- **Work order**: Please, could you print all the lines below exactly, leaving out the pictures?

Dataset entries
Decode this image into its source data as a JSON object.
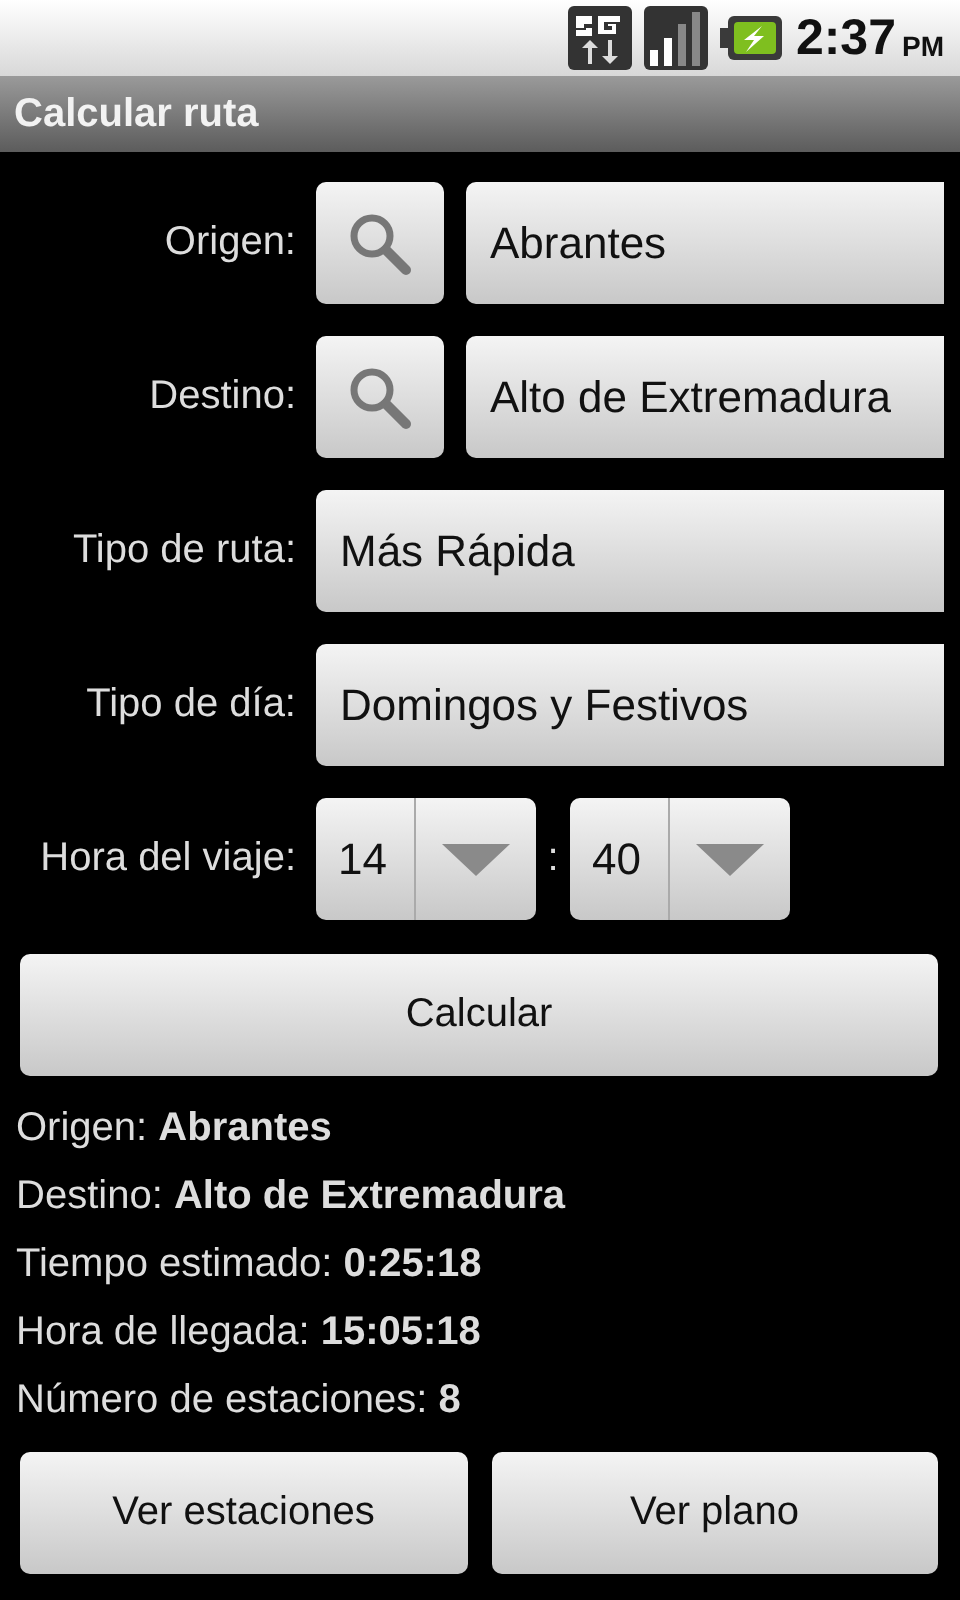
{
  "status_bar": {
    "time": "2:37",
    "ampm": "PM"
  },
  "title": "Calcular ruta",
  "form": [
    {
      "kind": "search",
      "label": "Origen:",
      "value": "Abrantes"
    },
    {
      "kind": "search",
      "label": "Destino:",
      "value": "Alto de Extremadura"
    },
    {
      "kind": "select",
      "label": "Tipo de ruta:",
      "value": "Más Rápida"
    },
    {
      "kind": "select",
      "label": "Tipo de día:",
      "value": "Domingos y Festivos"
    },
    {
      "kind": "time",
      "label": "Hora del viaje:",
      "hour": "14",
      "separator": ":",
      "minute": "40"
    }
  ],
  "calculate_button": "Calcular",
  "results": [
    "Origen: **Abrantes**",
    "Destino: **Alto de Extremadura**",
    "Tiempo estimado: **0:25:18**",
    "Hora de llegada: **15:05:18**",
    "Número de estaciones: **8**"
  ],
  "buttons": [
    "Ver estaciones",
    "Ver plano"
  ]
}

- **Answer box**:
Decode this image into its source data as a JSON object.
{
  "status_bar": {
    "time": "2:37",
    "ampm": "PM"
  },
  "title": "Calcular ruta",
  "form": [
    {
      "kind": "search",
      "label": "Origen:",
      "value": "Abrantes"
    },
    {
      "kind": "search",
      "label": "Destino:",
      "value": "Alto de Extremadura"
    },
    {
      "kind": "select",
      "label": "Tipo de ruta:",
      "value": "Más Rápida"
    },
    {
      "kind": "select",
      "label": "Tipo de día:",
      "value": "Domingos y Festivos"
    },
    {
      "kind": "time",
      "label": "Hora del viaje:",
      "hour": "14",
      "separator": ":",
      "minute": "40"
    }
  ],
  "calculate_button": "Calcular",
  "results": [
    "Origen: **Abrantes**",
    "Destino: **Alto de Extremadura**",
    "Tiempo estimado: **0:25:18**",
    "Hora de llegada: **15:05:18**",
    "Número de estaciones: **8**"
  ],
  "buttons": [
    "Ver estaciones",
    "Ver plano"
  ]
}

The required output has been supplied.